Henehene kou `aka
Kou le`ale`a paha
He mea ma`a mau ia
For you and I

Ka`a uila mâkêneki
Hô`onioni kou kino
He mea ma`a mau ia
For you and I

I Kaka`ako mâkou
`Ai ana i ka pipi stew
He mea ma`a mau ia
For you and I

I Waikîkî mâkou
`Au ana i ke kai
He mea ma`a mau ia
For you and I

I Kapahulu mâkou
`Ai ana i ka lîpo`a
He mea ma`a mau ia
For you and I

Ha`ina mai ka puana
Kou le`ale`a paha
He mea ma`a mau ia
For you and I
Your laughter is so contagious
It's fun to be with you
Always a good time
For you and I

The streetcar wheels turn
Vibrating your body
Always a good time
For you and I

To Kaka`ako we go
Eating beef stew
Always a good time
For you and I

To Waikiki we go
Swimming in the sea
Always a good time
For you and I

To Kapahulu we go
Eating seaweed
Always a good time
For you and I
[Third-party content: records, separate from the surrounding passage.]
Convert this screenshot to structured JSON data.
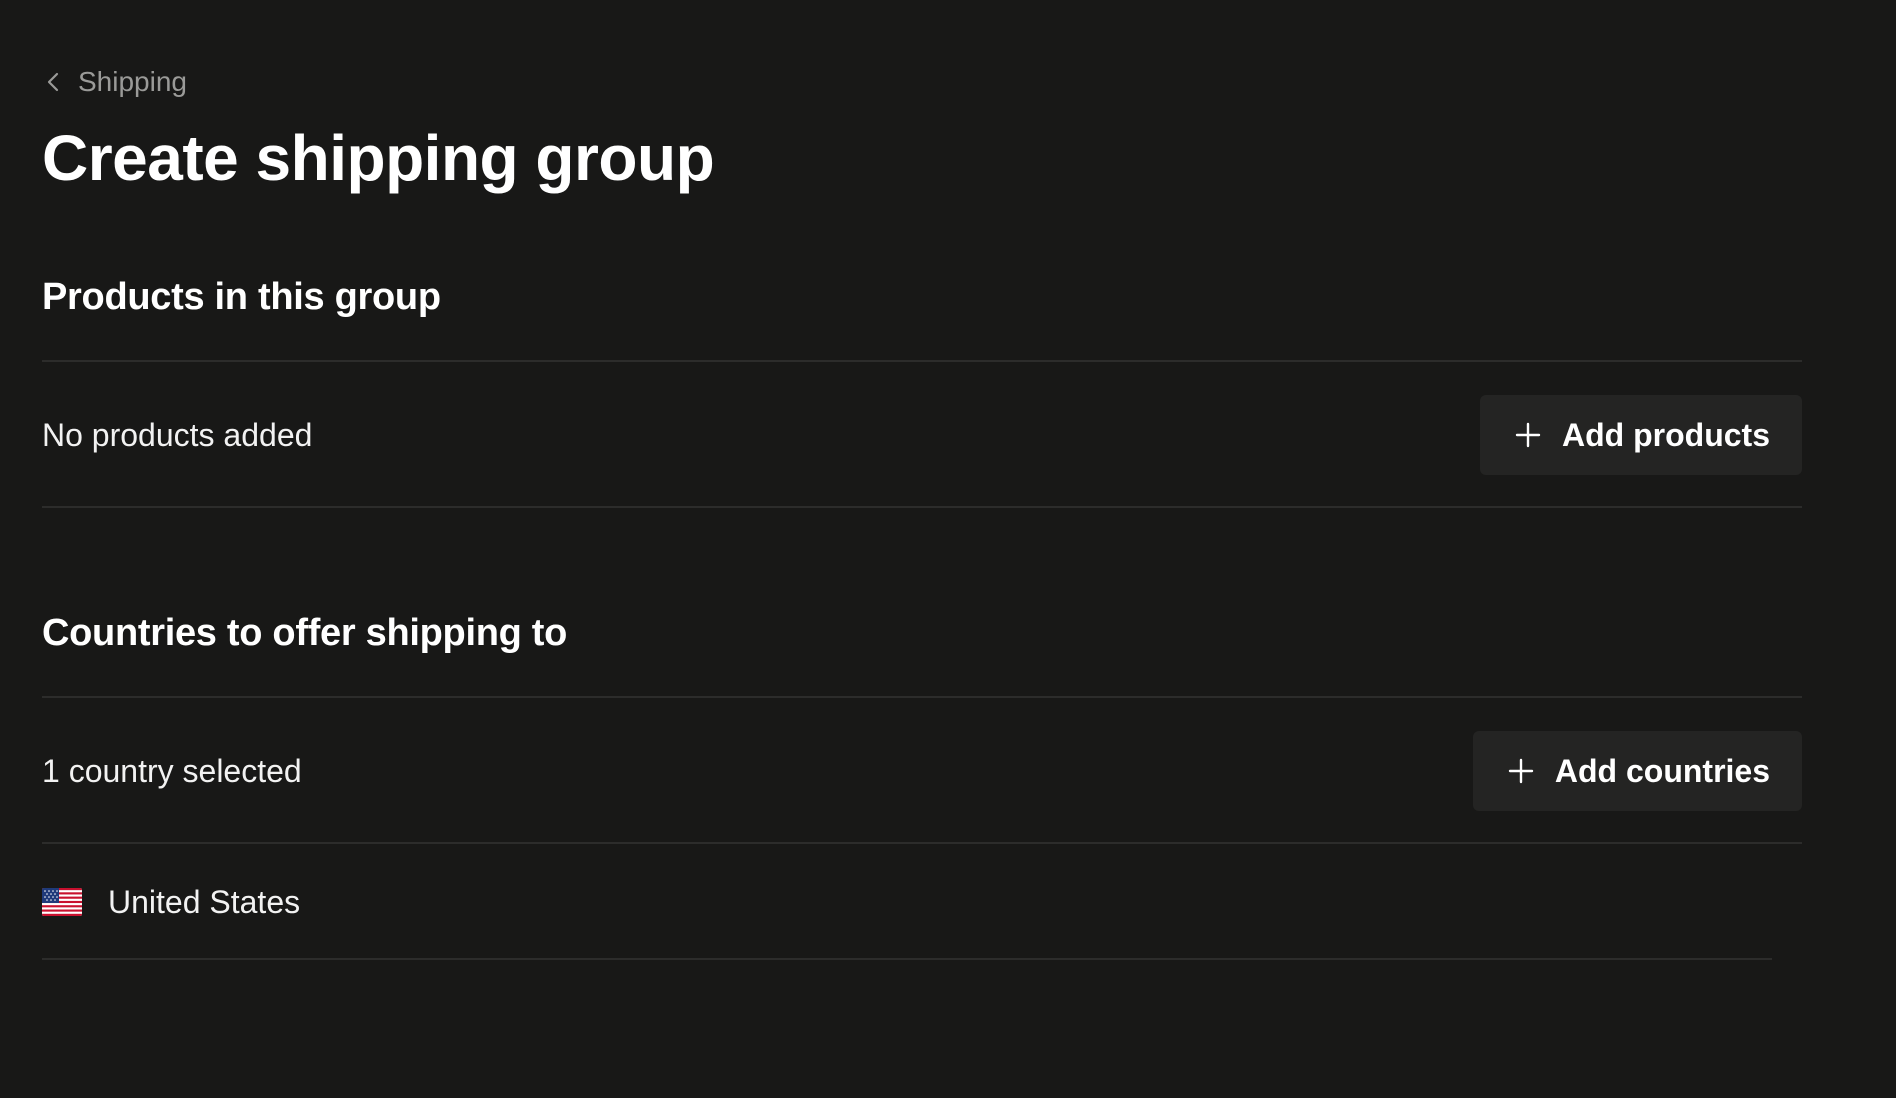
{
  "header": {
    "breadcrumb_label": "Shipping",
    "title": "Create shipping group"
  },
  "products_section": {
    "title": "Products in this group",
    "status_text": "No products added",
    "add_button_label": "Add products",
    "add_button_icon": "plus-icon"
  },
  "countries_section": {
    "title": "Countries to offer shipping to",
    "status_text": "1 country selected",
    "add_button_label": "Add countries",
    "add_button_icon": "plus-icon",
    "countries": [
      {
        "name": "United States",
        "flag_icon": "us-flag-icon"
      }
    ]
  },
  "colors": {
    "background": "#181817",
    "button_background": "#242423",
    "divider": "#2c2c2b",
    "muted_text": "#9a9a98",
    "text": "#ffffff"
  }
}
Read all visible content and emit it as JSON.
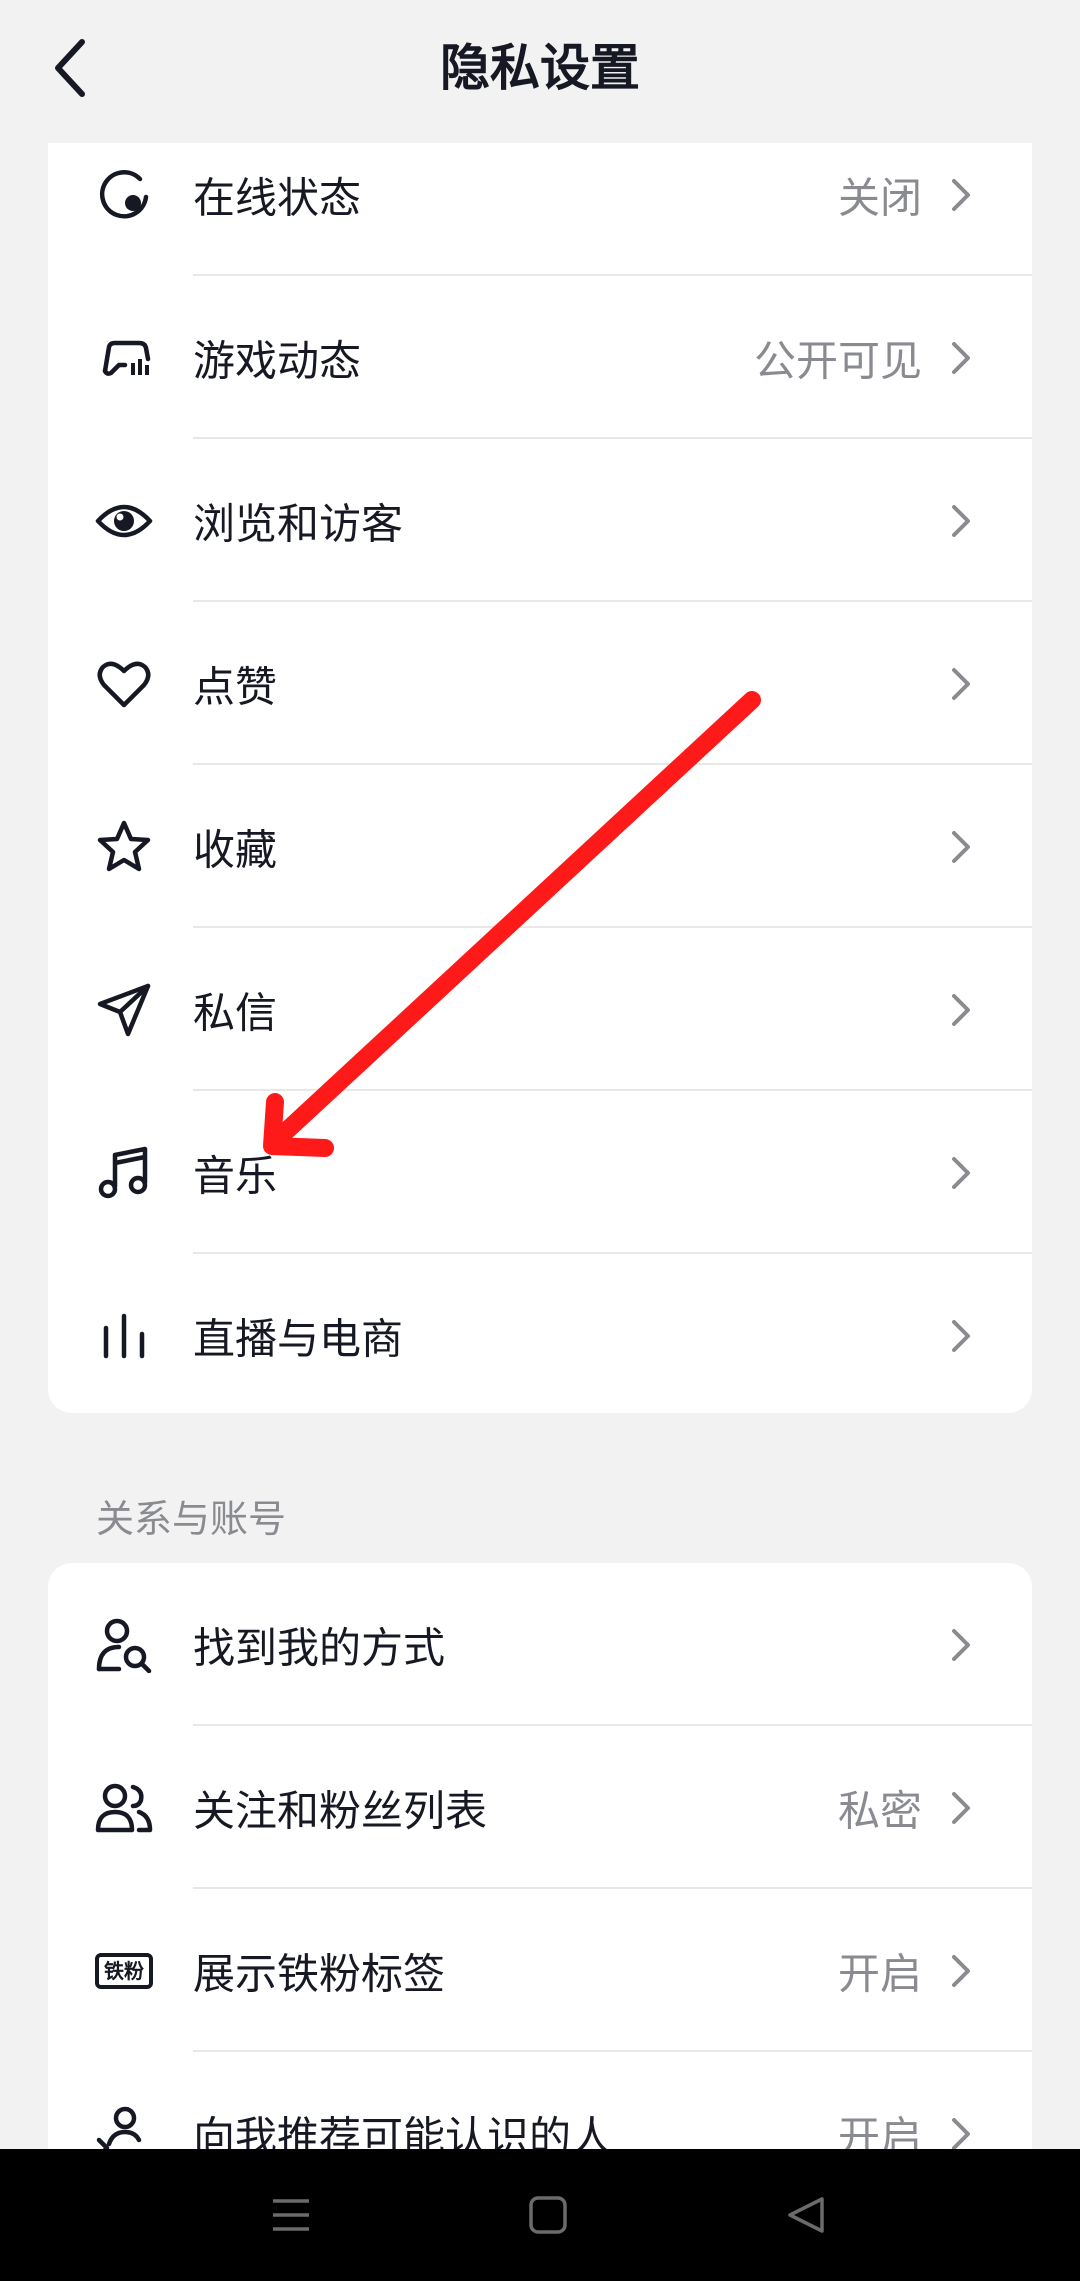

Tell the refrain
It's fun to be with you}
Always a good time}
For you and I

 

Source: Leilehua Yuen as told by Nona Beamer - This song connects back to Kamehameha Schools students who would ride the street cars of Honolulu together. On one particular outing in the early 1920ˆs, Pono Beamer was taking his sweetheart, Louise Walker, on the new line along King Street from Farrington High School (near the first Kamehameha campus) to Kakaˆako. Louise had never ridden a street car, so it was a special excursion for the young couple. When the engine started up, she became ha`alulu (shaken)! He put his arm around her to calm her down. She was terribly embarassed by that - especially in front of all the other students, so she jumped up and flounced off the car. Pono reminded her, "Weren't you going with us to have some of my Aunty Mariah's (Mariah Desha Auld) beef stew?" Enticed by the reputation of Aunty Mariah's delicious pipi stew, Louise got back on the trolly. (That stew must have been VERY enticing as, eventually, Louise and Pono married and had several children, among them the renowned Nona Beamer) As they traveled by trolley and walked around the districts of Honolulu, the students began making verses to tell the story. Several later became well-known entertainers, musicians, and songwriters.The song was copyrighted by at least two of them, Andy Cummings and Webley Edwards. Hula translation by Ka`i`ini Ga rza-Maguire